Economists typically define innovation as a process or practice that is new to an industry; hence they emphasize a firm's speed of innovation relative to other firms in the industry. Organizational theorists, on the other hand, usually focus on the number of products or processes that are new to the firm; hence, they emphasize innovation magnitude. This study builds a bridge between these two approaches by exploring the link between two dimensions of innovation - speed and magnitude - and two measures of a firm's performance - objective financial reports and executive ratings of perceived effectiveness. We propose that each dimension of innovation will be associated with a different measure of firm performance. Using data from the commercial banking industry, we find interesting results that partially support our predictions based on the theory that different dimensions are indeed linked to different measures of performance. Implications for future research and practice are discussed.

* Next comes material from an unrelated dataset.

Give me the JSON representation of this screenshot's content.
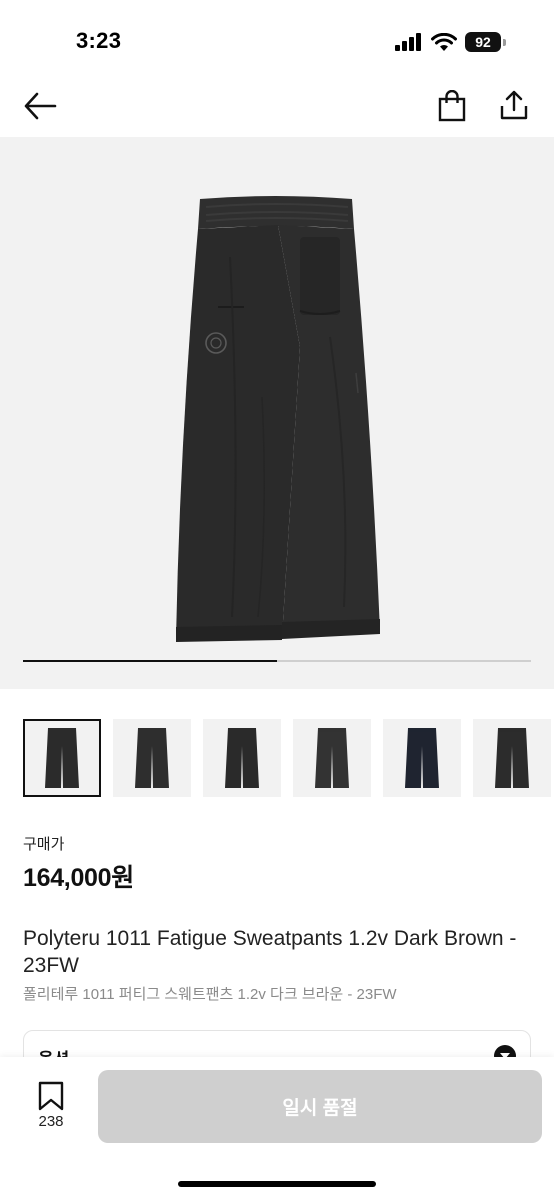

All Science Journal Classification (ASJC) codes
- Computer Science Applications
- Strategy and Management
- Information Systems and Management
- Management of Technology and Innovation